Here are your other options:
Government has a huge role in supporting and encouraging small to medium enterprises (SMEs) in the country. Not only are small businesses the biggest employers, thereby reducing unemployment, but small enterprises are set to be one of the biggest drivers of economic growth. There are various government institutions offering funding to help with small enterprises including: the Department of Trade and Industry’s (DTI) has the Black Business Supplier Development Programme (BBSDP), a cost-sharing grant offered to black-owned small enterprises, The National Youth Development Agency (NYDA) has a grant programme providing funding to formal and informal businesses. And the Small Enterprise Finance Agency (SEFA) offers loans ranging between R50 000 to a maximum of R5 million.
Requirements: A good idea is not enough, there are still requirements that applicants need to meet depending on the institution, the most common requirements are: your business still needs to be commercially viable and needs to have a profit motive, meaning it should have a way to make money; the company will also need to have been registered for at least a year; and you as the business owner must be willing to join the business on a full time basis and be involved in its day to day running. There may also be various age and BEE compliance requirements depending on the institution; the NYDA for example only funds startup with a 51 % majority black share holding and 50 % of management positions being held by black people and only funds young people between the ages 18 and 35.
Documents you may be asked to produce (as provided by National Youth development Agency):
Investment companies will only put money into businesses they believe have the best chance of achieving profitability and yielding large returns. In return, investors will look at long term capital gains, revenue sharing or they may treat the investment as loans or a combination of these.
Requirements: Investment companies will often have stricter requirements and will look at both the viability of the entrepreneur and the enterprise. Most investment companies will assess a startup on the contribution that the entrepreneur may be able to offer which means they will look at personal financials like: your personal income, this is to assess the levels of withdrawal you will need to make from the business; your balance sheet, security/collateral available to assess your guarantees.

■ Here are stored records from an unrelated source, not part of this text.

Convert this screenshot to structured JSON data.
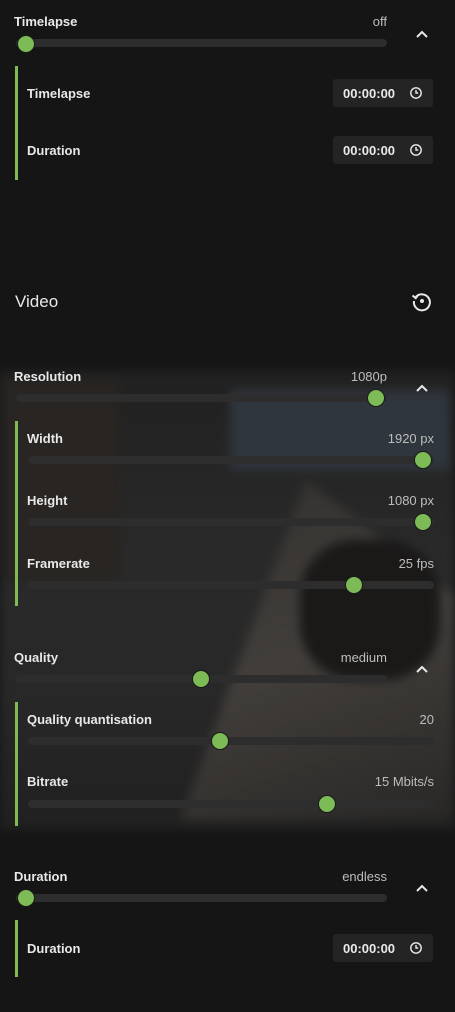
{
  "timelapse": {
    "label": "Timelapse",
    "value": "off",
    "slider_fraction": 0.0,
    "sub": [
      {
        "label": "Timelapse",
        "time": "00:00:00"
      },
      {
        "label": "Duration",
        "time": "00:00:00"
      }
    ]
  },
  "video": {
    "title": "Video",
    "reset_icon": "reset-icon",
    "resolution": {
      "label": "Resolution",
      "value": "1080p",
      "slider_fraction": 1.0,
      "sub": [
        {
          "label": "Width",
          "value": "1920 px",
          "slider_fraction": 1.0
        },
        {
          "label": "Height",
          "value": "1080 px",
          "slider_fraction": 1.0
        },
        {
          "label": "Framerate",
          "value": "25 fps",
          "slider_fraction": 0.8
        }
      ]
    },
    "quality": {
      "label": "Quality",
      "value": "medium",
      "slider_fraction": 0.5,
      "sub": [
        {
          "label": "Quality quantisation",
          "value": "20",
          "slider_fraction": 0.47
        },
        {
          "label": "Bitrate",
          "value": "15 Mbits/s",
          "slider_fraction": 0.74
        }
      ]
    },
    "duration": {
      "label": "Duration",
      "value": "endless",
      "slider_fraction": 0.0,
      "sub": [
        {
          "label": "Duration",
          "time": "00:00:00"
        }
      ]
    }
  },
  "colors": {
    "accent": "#7cbb55",
    "background": "#151515",
    "track": "#2d2d2d"
  }
}
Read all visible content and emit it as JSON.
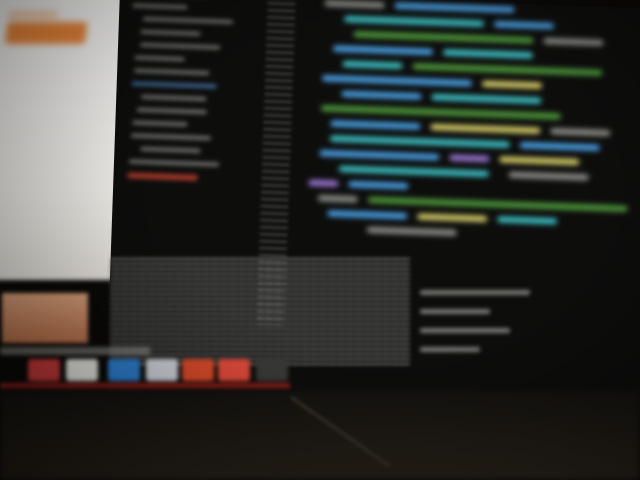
{
  "scene": {
    "description_colors": {
      "background": "#0a0908",
      "left_window": "#ffffff",
      "accent_orange": "#f08a3a",
      "code_blue": "#4aa3e8",
      "code_teal": "#3ec4c8",
      "code_yellow": "#d8d06a",
      "code_green": "#4f9a3c",
      "code_purple": "#9b78d8",
      "dock_red": "#c2402e"
    },
    "dock_icons": [
      {
        "name": "red-app-icon",
        "color": "#c83a3a"
      },
      {
        "name": "white-app-icon",
        "color": "#e8e8e2"
      },
      {
        "name": "blue-app-icon",
        "color": "#2e7fd0"
      },
      {
        "name": "grey-app-icon",
        "color": "#cfd3da"
      },
      {
        "name": "orange-app-icon",
        "color": "#d94a2a"
      },
      {
        "name": "red-white-app-icon",
        "color": "#e04a3a"
      },
      {
        "name": "dark-app-icon",
        "color": "#3a3a38"
      }
    ]
  }
}
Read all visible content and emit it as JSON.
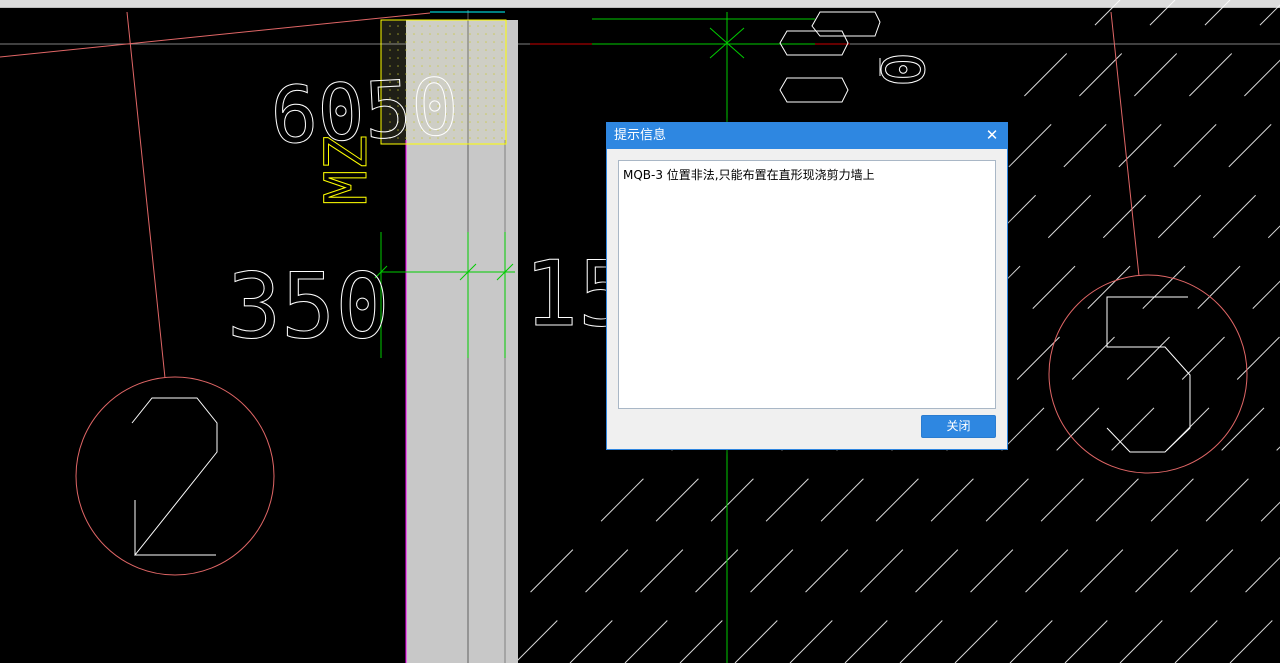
{
  "dialog": {
    "title": "提示信息",
    "close_icon": "close-icon",
    "close_glyph": "✕",
    "message": "MQB-3 位置非法,只能布置在直形现浇剪力墙上",
    "close_button_label": "关闭"
  },
  "drawing": {
    "dimension_labels": [
      "6050",
      "350",
      "15",
      "0"
    ],
    "component_label": "MZ",
    "axis_markers": [
      "2",
      "5"
    ],
    "colors": {
      "background": "#000000",
      "axis": "#e06666",
      "dimension": "#00cc00",
      "text": "#ffffff",
      "wall_fill": "#c8c8c8",
      "highlight": "#ffff00",
      "wall_edge": "#ff00ff",
      "dialog_accent": "#2e87e1"
    }
  }
}
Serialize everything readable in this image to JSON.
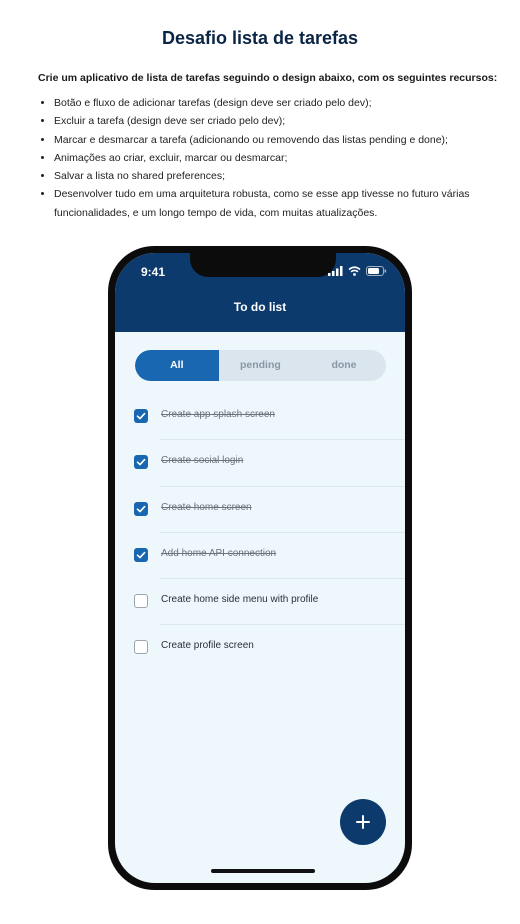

Documents you may be asked to produce (as information provided by Business Partners Ltd):
Incubators don’t necessarily offer outright funding, but they do provide business support to startups like resources and services such as: physical space, coaching and networking connections and most importantly they can help you raise funding from their network of finance institutions. Some of the most common requirements, apart from a brilliant idea, are working for your business on a full time basis, a minimum trading period and BEE compliance. Depending on the incubator, they may also be a turnover requirement for your business. Although, requirements may vary among incubators. The Awethu Project, a Johannesburg based incubator, doesnt require a minimum level of education, business experience, or capital.